§ TASK PROMPT
What is needed here is every line of the records that includes "FROM".

§ INFORMATION
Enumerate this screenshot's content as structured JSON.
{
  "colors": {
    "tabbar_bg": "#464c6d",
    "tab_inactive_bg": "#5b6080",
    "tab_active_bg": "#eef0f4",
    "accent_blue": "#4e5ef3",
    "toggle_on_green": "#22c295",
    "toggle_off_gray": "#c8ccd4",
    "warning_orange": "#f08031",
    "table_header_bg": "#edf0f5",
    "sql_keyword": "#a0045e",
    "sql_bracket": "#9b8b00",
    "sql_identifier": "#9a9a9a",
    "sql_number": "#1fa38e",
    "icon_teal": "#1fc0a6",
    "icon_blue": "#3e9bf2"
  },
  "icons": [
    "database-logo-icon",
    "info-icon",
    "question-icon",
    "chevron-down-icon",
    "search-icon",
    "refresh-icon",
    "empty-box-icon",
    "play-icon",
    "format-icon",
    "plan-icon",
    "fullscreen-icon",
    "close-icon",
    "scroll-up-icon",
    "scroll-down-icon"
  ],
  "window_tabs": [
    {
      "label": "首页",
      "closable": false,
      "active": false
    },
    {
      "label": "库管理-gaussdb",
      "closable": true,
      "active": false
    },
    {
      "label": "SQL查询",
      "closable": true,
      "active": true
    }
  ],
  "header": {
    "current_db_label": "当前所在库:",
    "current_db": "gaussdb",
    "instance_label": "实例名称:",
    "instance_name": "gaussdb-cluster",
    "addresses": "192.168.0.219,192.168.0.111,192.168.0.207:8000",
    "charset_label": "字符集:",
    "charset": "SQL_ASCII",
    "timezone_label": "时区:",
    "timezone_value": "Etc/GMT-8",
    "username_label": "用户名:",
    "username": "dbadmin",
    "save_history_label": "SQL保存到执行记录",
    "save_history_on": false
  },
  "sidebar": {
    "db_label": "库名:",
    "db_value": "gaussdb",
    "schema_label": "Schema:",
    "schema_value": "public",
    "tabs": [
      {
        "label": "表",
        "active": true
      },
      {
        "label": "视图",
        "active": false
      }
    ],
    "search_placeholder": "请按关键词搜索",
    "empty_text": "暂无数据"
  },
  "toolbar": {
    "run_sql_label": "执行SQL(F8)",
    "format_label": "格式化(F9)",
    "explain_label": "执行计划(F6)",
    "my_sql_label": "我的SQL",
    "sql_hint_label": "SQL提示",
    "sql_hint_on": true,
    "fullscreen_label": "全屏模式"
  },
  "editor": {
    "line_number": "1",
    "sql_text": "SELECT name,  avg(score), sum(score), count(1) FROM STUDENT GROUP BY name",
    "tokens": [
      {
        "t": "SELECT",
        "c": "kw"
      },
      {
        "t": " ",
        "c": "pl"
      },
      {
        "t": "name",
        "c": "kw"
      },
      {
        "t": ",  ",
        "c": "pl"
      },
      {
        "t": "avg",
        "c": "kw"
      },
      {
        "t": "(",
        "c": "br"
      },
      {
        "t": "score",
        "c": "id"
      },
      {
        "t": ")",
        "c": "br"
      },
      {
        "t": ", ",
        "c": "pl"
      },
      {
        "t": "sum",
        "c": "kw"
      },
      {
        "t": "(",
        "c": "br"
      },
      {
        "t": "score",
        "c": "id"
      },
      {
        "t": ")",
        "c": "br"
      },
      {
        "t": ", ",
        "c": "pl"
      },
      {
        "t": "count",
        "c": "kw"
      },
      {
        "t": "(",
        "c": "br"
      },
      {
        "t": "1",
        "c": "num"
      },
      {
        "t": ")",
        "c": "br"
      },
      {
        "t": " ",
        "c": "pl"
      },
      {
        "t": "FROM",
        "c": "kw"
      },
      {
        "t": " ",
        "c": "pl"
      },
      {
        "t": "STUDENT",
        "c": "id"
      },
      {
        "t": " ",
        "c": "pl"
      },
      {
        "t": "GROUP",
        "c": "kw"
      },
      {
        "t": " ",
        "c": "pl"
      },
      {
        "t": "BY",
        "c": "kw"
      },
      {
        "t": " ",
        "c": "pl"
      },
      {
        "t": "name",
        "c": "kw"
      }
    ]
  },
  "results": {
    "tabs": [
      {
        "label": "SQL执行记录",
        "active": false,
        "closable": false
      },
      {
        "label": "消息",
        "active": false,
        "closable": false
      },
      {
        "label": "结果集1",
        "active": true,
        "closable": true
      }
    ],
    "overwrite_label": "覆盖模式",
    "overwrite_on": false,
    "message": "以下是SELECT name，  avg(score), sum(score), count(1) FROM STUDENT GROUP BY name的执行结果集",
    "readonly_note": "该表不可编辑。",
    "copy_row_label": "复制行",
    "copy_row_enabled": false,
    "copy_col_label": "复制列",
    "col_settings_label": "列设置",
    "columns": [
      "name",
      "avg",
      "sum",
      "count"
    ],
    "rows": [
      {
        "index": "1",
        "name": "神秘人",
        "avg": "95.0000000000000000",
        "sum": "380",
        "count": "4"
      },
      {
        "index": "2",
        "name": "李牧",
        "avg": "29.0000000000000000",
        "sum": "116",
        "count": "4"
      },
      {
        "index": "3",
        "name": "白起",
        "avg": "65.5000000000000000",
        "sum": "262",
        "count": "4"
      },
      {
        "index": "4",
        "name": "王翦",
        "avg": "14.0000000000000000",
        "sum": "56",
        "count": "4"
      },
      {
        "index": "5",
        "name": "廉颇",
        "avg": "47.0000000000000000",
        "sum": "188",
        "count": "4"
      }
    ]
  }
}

§ ANSWER AREA
    "sql_text": "SELECT name,  avg(score), sum(score), count(1) FROM STUDENT GROUP BY name",
        "t": "FROM",
    "message": "以下是SELECT name，  avg(score), sum(score), count(1) FROM STUDENT GROUP BY name的执行结果集",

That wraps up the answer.